1 in 4 Brit Kids Struggle to Write Their Own Name: Study

by VR Sreeraman on August 2, 2009 at 4:16 PM
Font : A-A+

1 in 4 Brit Kids Struggle to Write Their Own Name: Study

A new report by the Department for Children, Schools and Families in Britain claims a huge gender gap between the abilities of children, with the girls dominating.

The study was conducted on five year olds to record their learning abilities last year.


The statistics representing England and Wales showed that girls outshone boys at most levels, with 78 percent of girls able to hold a pencil and write recognisable letters, compared with 62 percent of boys.

Also three-quarters of five-year-old girls were able to write a simple shopping list, or a letter to Father Christmas, while only half of boys could do so.

And over a 26 percent of boys aged five could not write their names, compared with just 15per cent of girls, the Guardian reports.

Girls apparently also turned out to be more creative than boys as 71 percent of five-year-old girls were judged more imaginative as they excelled in art and design, music, dance, role play and stories, unlike a meagre 52 per cent of boys.

However the boys proved better "knowledge and understanding of the world".

More than half built objects using appropriate tools and techniques compared with 48 percent of girls and also a greater number could identify everyday technology.

In total only a fraction of five-year-olds achieved all the early learning goals or consistently worked beyond them.

The results were based on observations by teachers and nursery workers, taken before last September's introduction of the Early Years Foundation Stage (EYFS), also called "nappy curriculum" that covers children's physical, intellectual, emotional and social development.

Children's minister, Dawn Primarolo was pleased with the report but hoped for even better results in future.

He said: "I am pleased to see the improvements in young children's achievement last year, with 21,000 more children reaching a good level of development and I am particularly pleased to see that the lowest-achieving children have not only kept pace but improved faster than the rest.

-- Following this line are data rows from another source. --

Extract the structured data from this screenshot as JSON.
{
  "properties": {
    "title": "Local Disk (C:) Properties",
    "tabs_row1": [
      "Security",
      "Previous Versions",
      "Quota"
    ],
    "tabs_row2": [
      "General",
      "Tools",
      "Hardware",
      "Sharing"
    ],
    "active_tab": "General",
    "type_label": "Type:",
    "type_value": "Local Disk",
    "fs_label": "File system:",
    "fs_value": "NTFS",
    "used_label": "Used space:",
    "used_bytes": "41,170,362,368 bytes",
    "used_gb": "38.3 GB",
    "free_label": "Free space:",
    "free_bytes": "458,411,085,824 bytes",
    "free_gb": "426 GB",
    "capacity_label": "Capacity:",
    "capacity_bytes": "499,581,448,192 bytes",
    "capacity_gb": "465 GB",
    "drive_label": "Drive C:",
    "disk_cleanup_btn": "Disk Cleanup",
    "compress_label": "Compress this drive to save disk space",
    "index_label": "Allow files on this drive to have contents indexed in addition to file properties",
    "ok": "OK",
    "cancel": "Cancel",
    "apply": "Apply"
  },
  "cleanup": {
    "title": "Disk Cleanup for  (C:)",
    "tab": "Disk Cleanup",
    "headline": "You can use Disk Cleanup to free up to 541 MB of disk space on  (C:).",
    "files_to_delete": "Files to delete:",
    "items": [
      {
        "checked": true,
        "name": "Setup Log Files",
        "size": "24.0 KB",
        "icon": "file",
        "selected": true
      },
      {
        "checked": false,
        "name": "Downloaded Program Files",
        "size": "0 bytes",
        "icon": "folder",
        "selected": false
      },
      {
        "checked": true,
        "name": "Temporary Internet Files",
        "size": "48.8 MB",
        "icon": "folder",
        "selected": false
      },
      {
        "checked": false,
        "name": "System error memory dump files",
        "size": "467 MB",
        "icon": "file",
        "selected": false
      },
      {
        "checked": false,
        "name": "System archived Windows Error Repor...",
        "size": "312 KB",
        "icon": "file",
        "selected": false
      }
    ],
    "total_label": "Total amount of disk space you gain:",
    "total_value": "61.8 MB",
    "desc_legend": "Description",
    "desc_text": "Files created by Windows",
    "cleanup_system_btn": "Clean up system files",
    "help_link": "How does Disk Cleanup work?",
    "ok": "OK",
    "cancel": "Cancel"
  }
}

"We are making progress on narrowing the gender gap in young children's achievement but we know that we need to do more."

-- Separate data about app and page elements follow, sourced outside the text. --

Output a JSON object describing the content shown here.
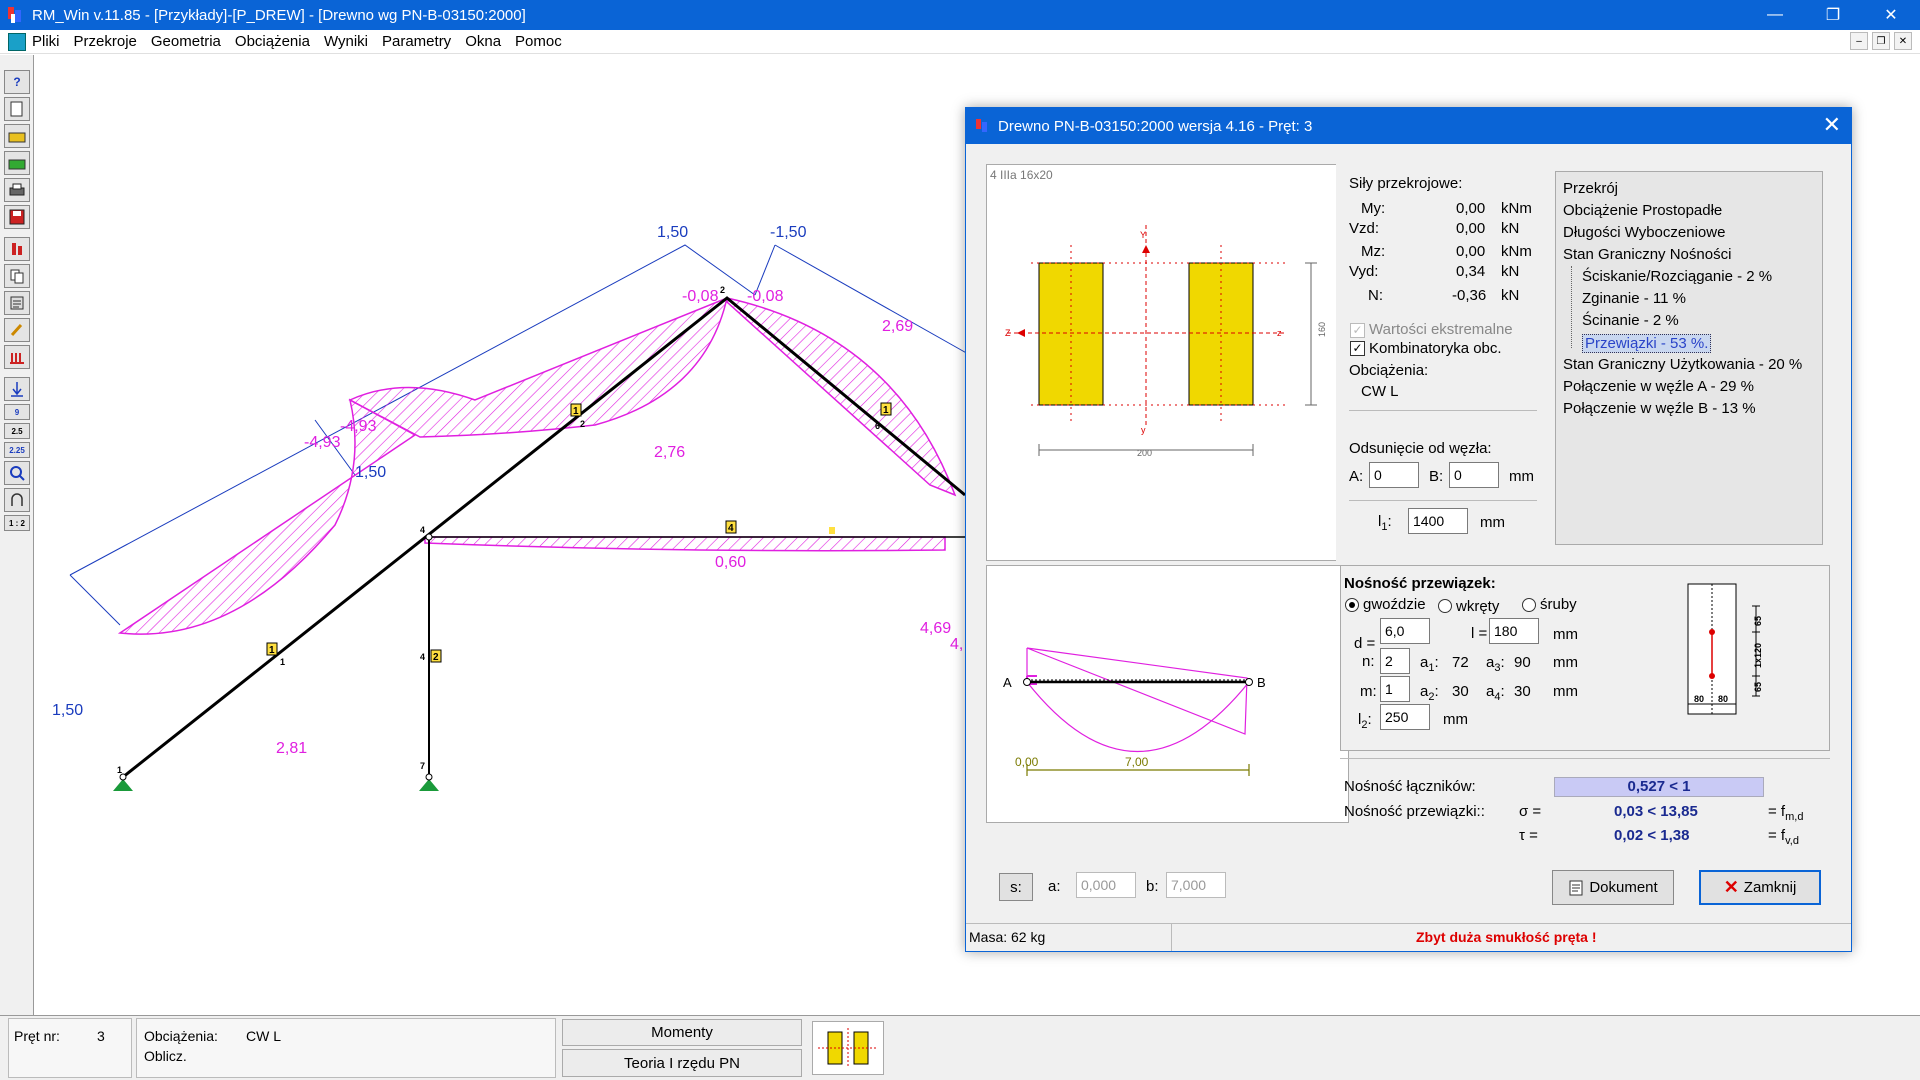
{
  "window": {
    "title": "RM_Win v.11.85 - [Przykłady]-[P_DREW] - [Drewno wg PN-B-03150:2000]",
    "minimize": "—",
    "maximize": "❐",
    "close": "✕"
  },
  "menu": {
    "items": [
      "Pliki",
      "Przekroje",
      "Geometria",
      "Obciążenia",
      "Wyniki",
      "Parametry",
      "Okna",
      "Pomoc"
    ],
    "mdi_min": "–",
    "mdi_restore": "❐",
    "mdi_close": "✕"
  },
  "toolbar": {
    "help": "?",
    "nine": "9",
    "dim_25": "2.5",
    "dim_225": "2.25",
    "ratio": "1 : 2"
  },
  "diagram": {
    "labels_blue": [
      "1,50",
      "-1,50",
      "1,50",
      "1,50"
    ],
    "labels_magenta": [
      "-0,08",
      "-0,08",
      "2,69",
      "-4,93",
      "-4,93",
      "2,76",
      "0,60",
      "2,81",
      "4,69",
      "4,"
    ],
    "bar_labels": [
      "1",
      "1",
      "1",
      "2",
      "4"
    ],
    "node_labels": [
      "1",
      "2",
      "4",
      "6",
      "7",
      "1",
      "2",
      "4"
    ]
  },
  "status": {
    "bar_no_label": "Pręt nr:",
    "bar_no": "3",
    "loads_label": "Obciążenia:",
    "loads_value": "CW L",
    "calc_label": "Oblicz.",
    "moments_btn": "Momenty",
    "theory_btn": "Teoria I rzędu PN"
  },
  "dialog": {
    "title": "Drewno PN-B-03150:2000 wersja 4.16 - Pręt: 3",
    "close": "✕",
    "section": {
      "caption": "4 IIIa 16x20",
      "dim_width": "200",
      "dim_height": "160",
      "axis_y": "Y",
      "axis_z": "Z",
      "axis_y2": "y",
      "axis_z2": "z"
    },
    "forces": {
      "heading": "Siły przekrojowe:",
      "rows": [
        {
          "label": "My:",
          "value": "0,00",
          "unit": "kNm"
        },
        {
          "label": "Vzd:",
          "value": "0,00",
          "unit": "kN"
        },
        {
          "label": "Mz:",
          "value": "0,00",
          "unit": "kNm"
        },
        {
          "label": "Vyd:",
          "value": "0,34",
          "unit": "kN"
        },
        {
          "label": "N:",
          "value": "-0,36",
          "unit": "kN"
        }
      ],
      "extreme": "Wartości ekstremalne",
      "combinatorics": "Kombinatoryka obc.",
      "loads_label": "Obciążenia:",
      "loads_value": "CW L",
      "offset_label": "Odsunięcie od węzła:",
      "a_label": "A:",
      "a_value": "0",
      "b_label": "B:",
      "b_value": "0",
      "offset_unit": "mm",
      "l1_label": "l",
      "l1_sub": "1",
      "l1_colon": ":",
      "l1_value": "1400",
      "l1_unit": "mm"
    },
    "tree": [
      {
        "text": "Przekrój",
        "level": 1
      },
      {
        "text": "Obciążenie Prostopadłe",
        "level": 1
      },
      {
        "text": "Długości Wyboczeniowe",
        "level": 1
      },
      {
        "text": "Stan Graniczny Nośności",
        "level": 1
      },
      {
        "text": "Ściskanie/Rozciąganie - 2 %",
        "level": 2
      },
      {
        "text": "Zginanie - 11 %",
        "level": 2
      },
      {
        "text": "Ścinanie - 2 %",
        "level": 2
      },
      {
        "text": "Przewiązki - 53 %.",
        "level": 2,
        "selected": true
      },
      {
        "text": "Stan Graniczny Użytkowania - 20 %",
        "level": 1
      },
      {
        "text": "Połączenie w węźle A - 29 %",
        "level": 1
      },
      {
        "text": "Połączenie w węźle B - 13 %",
        "level": 1
      }
    ],
    "beam": {
      "left_node": "A",
      "right_node": "B",
      "dim_start": "0,00",
      "dim_len": "7,00"
    },
    "connectors": {
      "heading": "Nośność przewiązek:",
      "type_nails": "gwoździe",
      "type_screws": "wkręty",
      "type_bolts": "śruby",
      "d_label": "d =",
      "d_value": "6,0",
      "l_label": "l =",
      "l_value": "180",
      "unit": "mm",
      "n_label": "n:",
      "n_value": "2",
      "a1_label": "a",
      "a1_sub": "1",
      "a1_value": "72",
      "a3_label": "a",
      "a3_sub": "3",
      "a3_value": "90",
      "m_label": "m:",
      "m_value": "1",
      "a2_label": "a",
      "a2_sub": "2",
      "a2_value": "30",
      "a4_label": "a",
      "a4_sub": "4",
      "a4_value": "30",
      "l2_label": "l",
      "l2_sub": "2",
      "l2_value": "250",
      "sketch_dim_top": "65",
      "sketch_dim_mid": "1x120",
      "sketch_dim_bot": "65",
      "sketch_w1": "80",
      "sketch_w2": "80"
    },
    "capacity": {
      "fasteners_label": "Nośność łączników:",
      "fasteners_value": "0,527 < 1",
      "tie_label": "Nośność przewiązki::",
      "sigma_label": "σ =",
      "sigma_value": "0,03 < 13,85",
      "sigma_f": "= f",
      "sigma_sub": "m,d",
      "tau_label": "τ =",
      "tau_value": "0,02 < 1,38",
      "tau_f": "= f",
      "tau_sub": "v,d"
    },
    "bottom": {
      "s_btn": "s:",
      "a_label": "a:",
      "a_value": "0,000",
      "b_label": "b:",
      "b_value": "7,000",
      "doc_btn": "Dokument",
      "close_btn": "Zamknij",
      "mass": "Masa: 62 kg",
      "warning": "Zbyt duża smukłość pręta !"
    }
  }
}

Source: ANI


Latest Child Health News

Elevated Hair Cortisol Levels in Newborns Cause Sleep Difficulties
Sleep patterns of infants can be anticipated based on cortisol levels during the later stages of pregnancy, says a new study to be presented at the annual meeting of SLEEP 2023.
 Baby Talk: How Boy and Girl Babies' Speech Differ During Infancy
Analyzing the earliest sex differences in language-related activities, recent research showed boys produced significantly more speech-like vocalizations (protophones) than girls.
Children Don't Always Outgrow Stuttering, but Speech Therapy can be Beneficial
A mother found a team at Saint Louis University's Speech-Language and Hearing Clinic that empowered her daughter to communicate with increased confidence in different settings.
Stunted Growth in North Korean Kids: What You Need to Know
In 2022, the number of North Korean kids falling under the obese category stood at 47,500 compared with 25,100 in 2012.
Fatty Acid in Breast Milk Linked to Improved Heart Function
In mice the maternal milk provides a key signal that instructs cardiomyocytes to activate lipid metabolism.
View All
This site uses cookies to deliver our services.By using our site, you acknowledge that you have read and understand our Cookie Policy, Privacy Policy, and our Terms of Use  Ok, Got it. Close

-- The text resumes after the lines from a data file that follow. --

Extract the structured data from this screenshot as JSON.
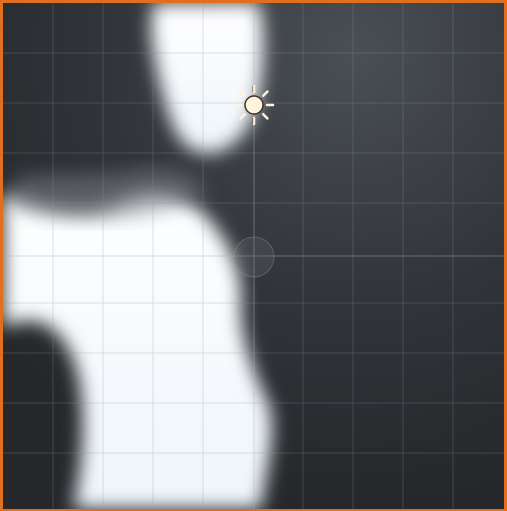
{
  "window": {
    "frame_color": "#e07020",
    "background_color": "#2a2d31"
  },
  "scene": {
    "lit_color": "#f4f9ff",
    "shadow_color": "#2b2e33",
    "grid_color": "#8a96a3",
    "axis_color": "#a8b3be"
  },
  "gizmos": {
    "light": {
      "icon": "sun-icon",
      "color": "#fff3dc"
    },
    "pivot": {
      "icon": "pivot-handle"
    }
  }
}
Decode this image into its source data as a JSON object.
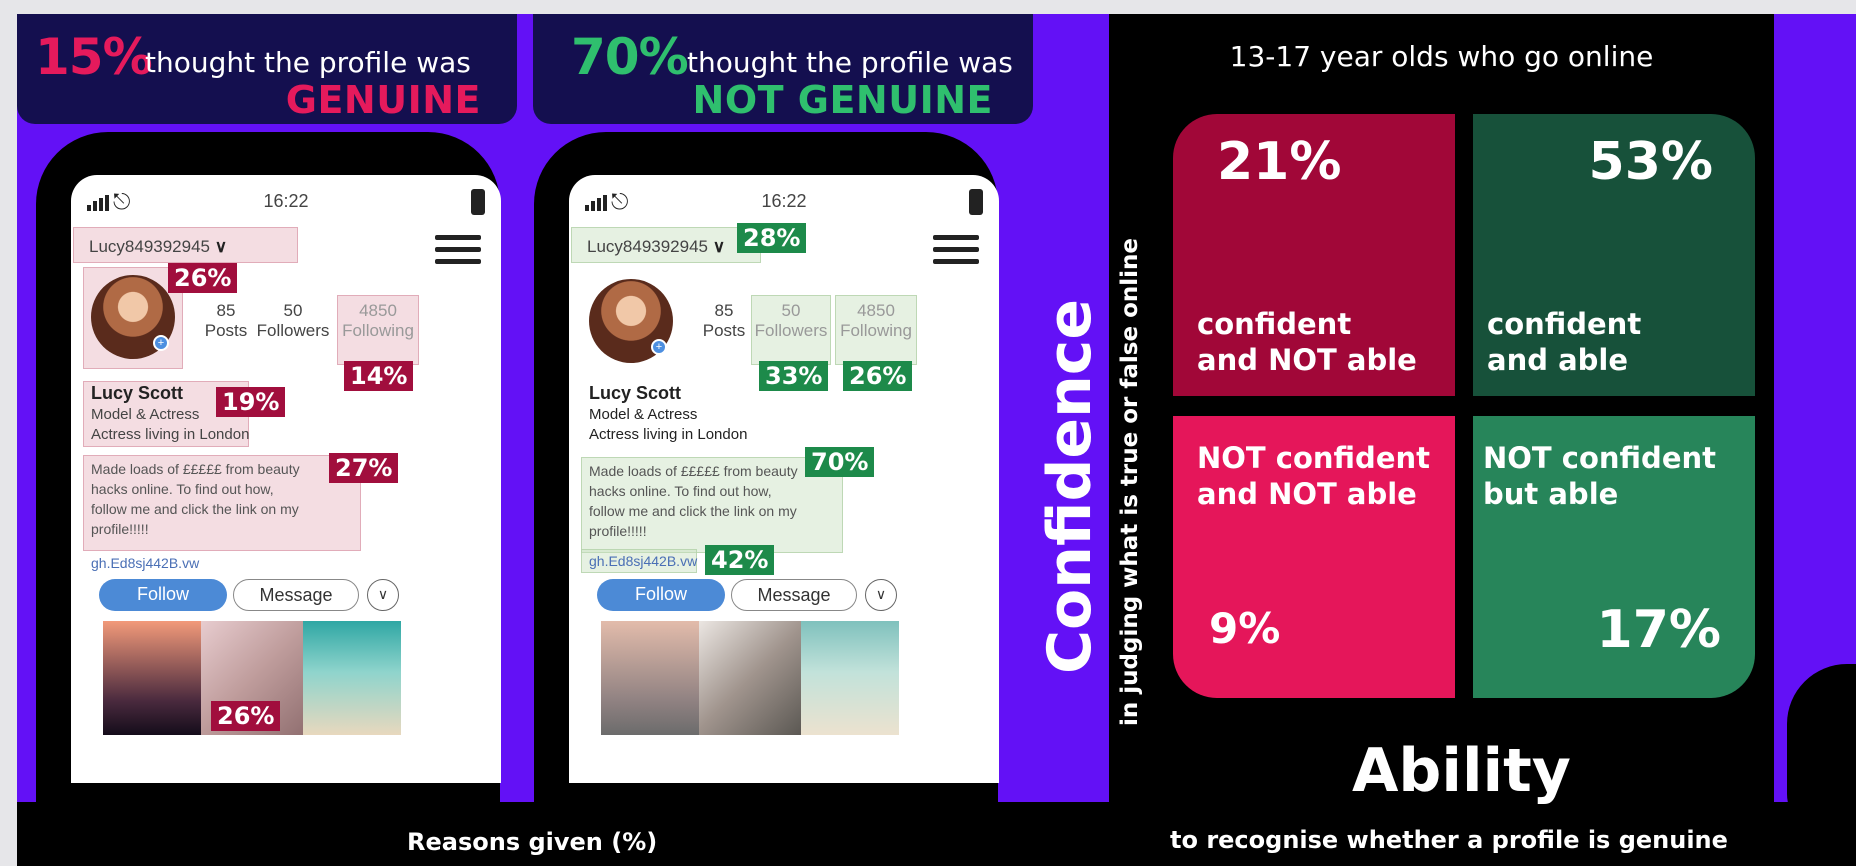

1 in 4 Brit Kids Struggle to Write Their Own Name: Study Personalised Printable Document (PDF)

Please complete this form and we'll send you a personalised information that is requested

You may use this for your own reference or forward it to your friends.

Please use the information prudently. If you are not a medical doctor please remember to consult your healthcare provider as this information is not a substitute for professional advice.

Name *

Email Address *

Country *

Areas of Interests